→ Records from a data source:
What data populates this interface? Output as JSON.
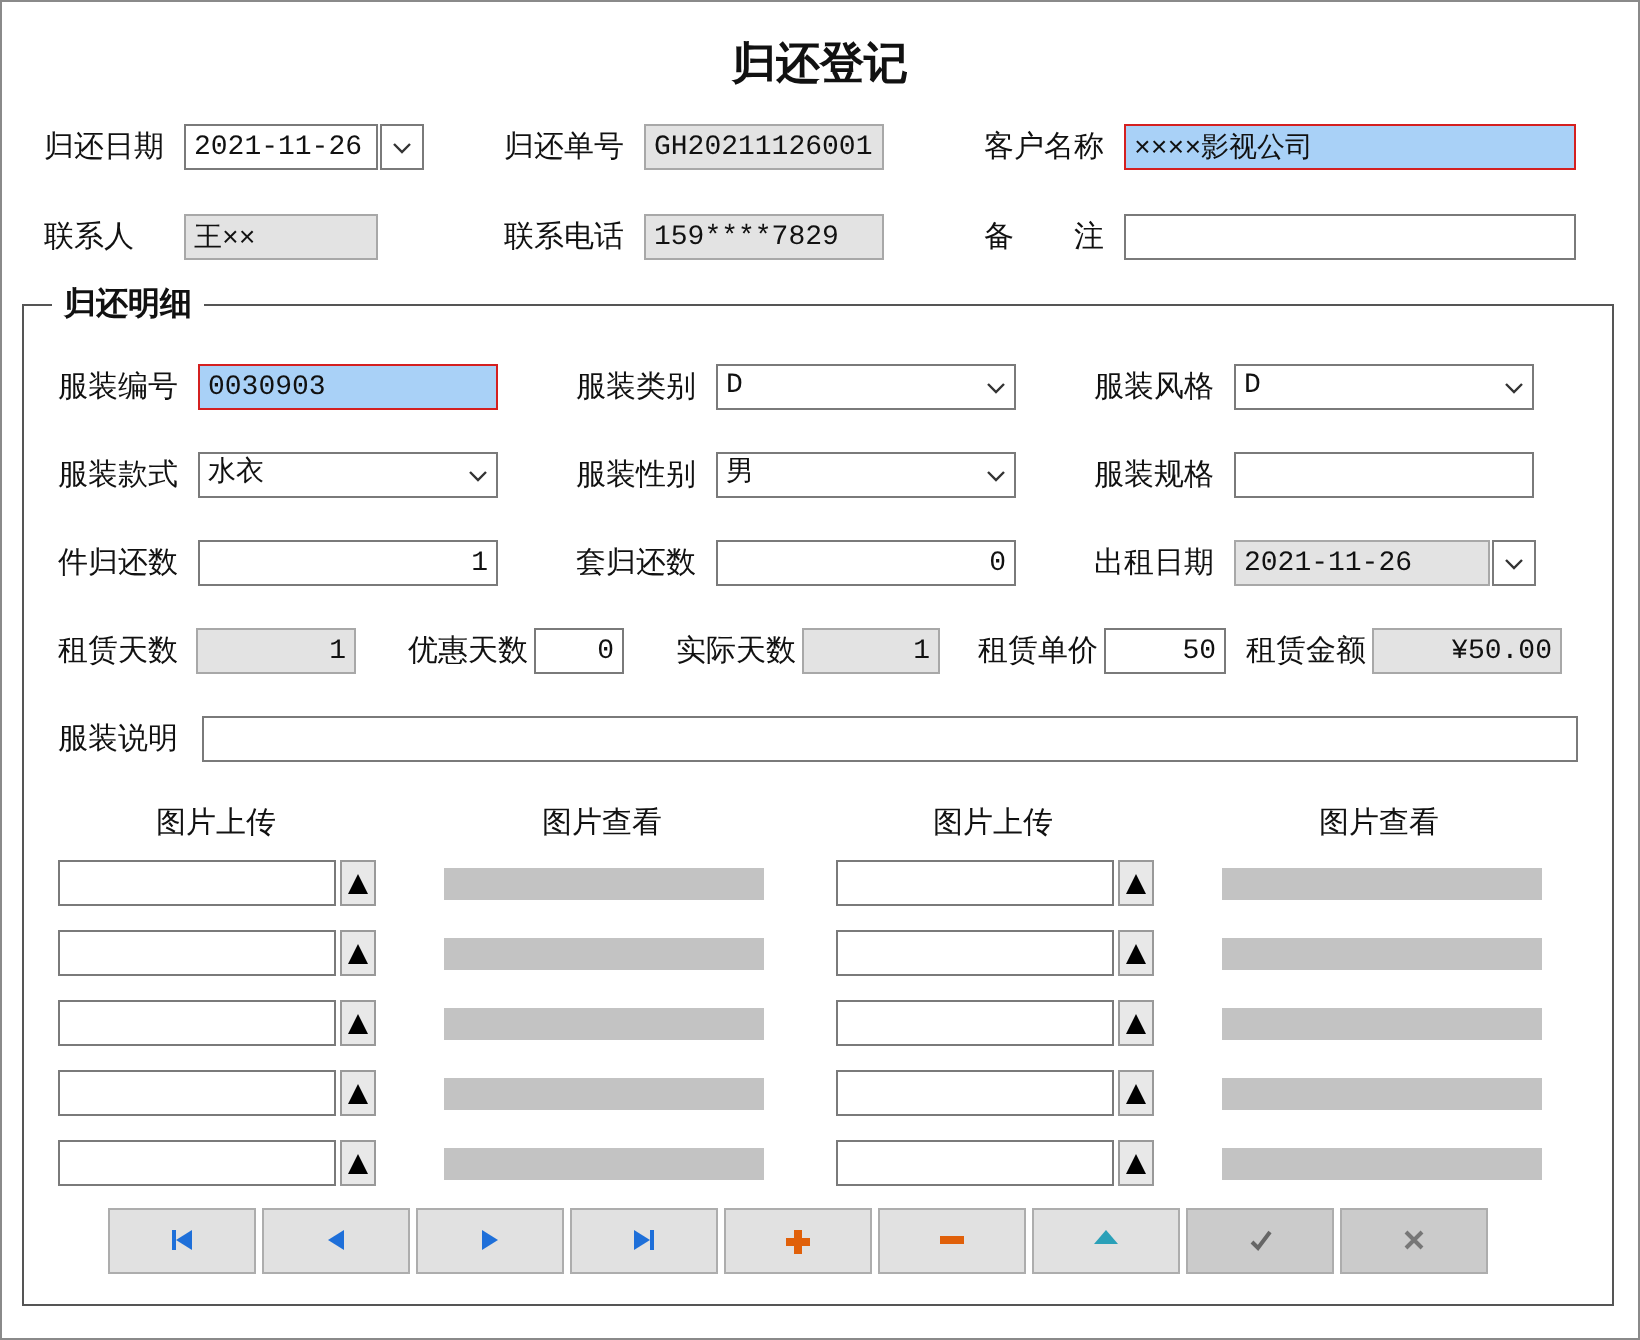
{
  "title": "归还登记",
  "header_rows": [
    [
      {
        "label": "归还日期",
        "kind": "date",
        "value": "2021-11-26",
        "readonly": false,
        "focused": false
      },
      {
        "label": "归还单号",
        "kind": "text",
        "value": "GH20211126001",
        "readonly": true,
        "focused": false
      },
      {
        "label": "客户名称",
        "kind": "text",
        "value": "××××影视公司",
        "readonly": false,
        "focused": true
      }
    ],
    [
      {
        "label": "联系人",
        "kind": "text",
        "value": "王××",
        "readonly": true,
        "focused": false
      },
      {
        "label": "联系电话",
        "kind": "text",
        "value": "159****7829",
        "readonly": true,
        "focused": false
      },
      {
        "label": "备　　注",
        "kind": "text",
        "readonly": false,
        "focused": false
      }
    ]
  ],
  "detail": {
    "legend": "归还明细",
    "rows": [
      [
        {
          "label": "服装编号",
          "kind": "text",
          "value": "0030903",
          "readonly": false,
          "focused": true
        },
        {
          "label": "服装类别",
          "kind": "select",
          "value": "D",
          "readonly": false,
          "focused": false
        },
        {
          "label": "服装风格",
          "kind": "select",
          "value": "D",
          "readonly": false,
          "focused": false
        }
      ],
      [
        {
          "label": "服装款式",
          "kind": "select",
          "value": "水衣",
          "readonly": false,
          "focused": false
        },
        {
          "label": "服装性别",
          "kind": "select",
          "value": "男",
          "readonly": false,
          "focused": false
        },
        {
          "label": "服装规格",
          "kind": "text",
          "readonly": false,
          "focused": false
        }
      ],
      [
        {
          "label": "件归还数",
          "kind": "number",
          "value": "1",
          "readonly": false,
          "focused": false
        },
        {
          "label": "套归还数",
          "kind": "number",
          "value": "0",
          "readonly": false,
          "focused": false
        },
        {
          "label": "出租日期",
          "kind": "date",
          "value": "2021-11-26",
          "readonly": true,
          "focused": false
        }
      ],
      [
        {
          "label": "租赁天数",
          "kind": "number",
          "value": "1",
          "readonly": true,
          "focused": false
        },
        {
          "label": "优惠天数",
          "kind": "number",
          "value": "0",
          "readonly": false,
          "focused": false
        },
        {
          "label": "实际天数",
          "kind": "number",
          "value": "1",
          "readonly": true,
          "focused": false
        },
        {
          "label": "租赁单价",
          "kind": "number",
          "value": "50",
          "readonly": false,
          "focused": false
        },
        {
          "label": "租赁金额",
          "kind": "number",
          "value": "¥50.00",
          "readonly": true,
          "focused": false
        }
      ],
      [
        {
          "label": "服装说明",
          "kind": "text",
          "readonly": false,
          "focused": false
        }
      ]
    ],
    "picture_columns": [
      {
        "upload_header": "图片上传",
        "view_header": "图片查看"
      },
      {
        "upload_header": "图片上传",
        "view_header": "图片查看"
      }
    ]
  },
  "toolbar": [
    {
      "kind": "first",
      "disabled": false
    },
    {
      "kind": "prev",
      "disabled": false
    },
    {
      "kind": "next",
      "disabled": false
    },
    {
      "kind": "last",
      "disabled": false
    },
    {
      "kind": "add",
      "disabled": false
    },
    {
      "kind": "delete",
      "disabled": false
    },
    {
      "kind": "up",
      "disabled": false
    },
    {
      "kind": "save",
      "disabled": true
    },
    {
      "kind": "cancel",
      "disabled": true
    }
  ]
}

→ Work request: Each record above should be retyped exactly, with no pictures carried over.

→ Your response:
What data populates this interface? Output as JSON.
{
  "title": "归还登记",
  "header_rows": [
    [
      {
        "label": "归还日期",
        "kind": "date",
        "value": "2021-11-26",
        "readonly": false,
        "focused": false
      },
      {
        "label": "归还单号",
        "kind": "text",
        "value": "GH20211126001",
        "readonly": true,
        "focused": false
      },
      {
        "label": "客户名称",
        "kind": "text",
        "value": "××××影视公司",
        "readonly": false,
        "focused": true
      }
    ],
    [
      {
        "label": "联系人",
        "kind": "text",
        "value": "王××",
        "readonly": true,
        "focused": false
      },
      {
        "label": "联系电话",
        "kind": "text",
        "value": "159****7829",
        "readonly": true,
        "focused": false
      },
      {
        "label": "备　　注",
        "kind": "text",
        "readonly": false,
        "focused": false
      }
    ]
  ],
  "detail": {
    "legend": "归还明细",
    "rows": [
      [
        {
          "label": "服装编号",
          "kind": "text",
          "value": "0030903",
          "readonly": false,
          "focused": true
        },
        {
          "label": "服装类别",
          "kind": "select",
          "value": "D",
          "readonly": false,
          "focused": false
        },
        {
          "label": "服装风格",
          "kind": "select",
          "value": "D",
          "readonly": false,
          "focused": false
        }
      ],
      [
        {
          "label": "服装款式",
          "kind": "select",
          "value": "水衣",
          "readonly": false,
          "focused": false
        },
        {
          "label": "服装性别",
          "kind": "select",
          "value": "男",
          "readonly": false,
          "focused": false
        },
        {
          "label": "服装规格",
          "kind": "text",
          "readonly": false,
          "focused": false
        }
      ],
      [
        {
          "label": "件归还数",
          "kind": "number",
          "value": "1",
          "readonly": false,
          "focused": false
        },
        {
          "label": "套归还数",
          "kind": "number",
          "value": "0",
          "readonly": false,
          "focused": false
        },
        {
          "label": "出租日期",
          "kind": "date",
          "value": "2021-11-26",
          "readonly": true,
          "focused": false
        }
      ],
      [
        {
          "label": "租赁天数",
          "kind": "number",
          "value": "1",
          "readonly": true,
          "focused": false
        },
        {
          "label": "优惠天数",
          "kind": "number",
          "value": "0",
          "readonly": false,
          "focused": false
        },
        {
          "label": "实际天数",
          "kind": "number",
          "value": "1",
          "readonly": true,
          "focused": false
        },
        {
          "label": "租赁单价",
          "kind": "number",
          "value": "50",
          "readonly": false,
          "focused": false
        },
        {
          "label": "租赁金额",
          "kind": "number",
          "value": "¥50.00",
          "readonly": true,
          "focused": false
        }
      ],
      [
        {
          "label": "服装说明",
          "kind": "text",
          "readonly": false,
          "focused": false
        }
      ]
    ],
    "picture_columns": [
      {
        "upload_header": "图片上传",
        "view_header": "图片查看"
      },
      {
        "upload_header": "图片上传",
        "view_header": "图片查看"
      }
    ]
  },
  "toolbar": [
    {
      "kind": "first",
      "disabled": false
    },
    {
      "kind": "prev",
      "disabled": false
    },
    {
      "kind": "next",
      "disabled": false
    },
    {
      "kind": "last",
      "disabled": false
    },
    {
      "kind": "add",
      "disabled": false
    },
    {
      "kind": "delete",
      "disabled": false
    },
    {
      "kind": "up",
      "disabled": false
    },
    {
      "kind": "save",
      "disabled": true
    },
    {
      "kind": "cancel",
      "disabled": true
    }
  ]
}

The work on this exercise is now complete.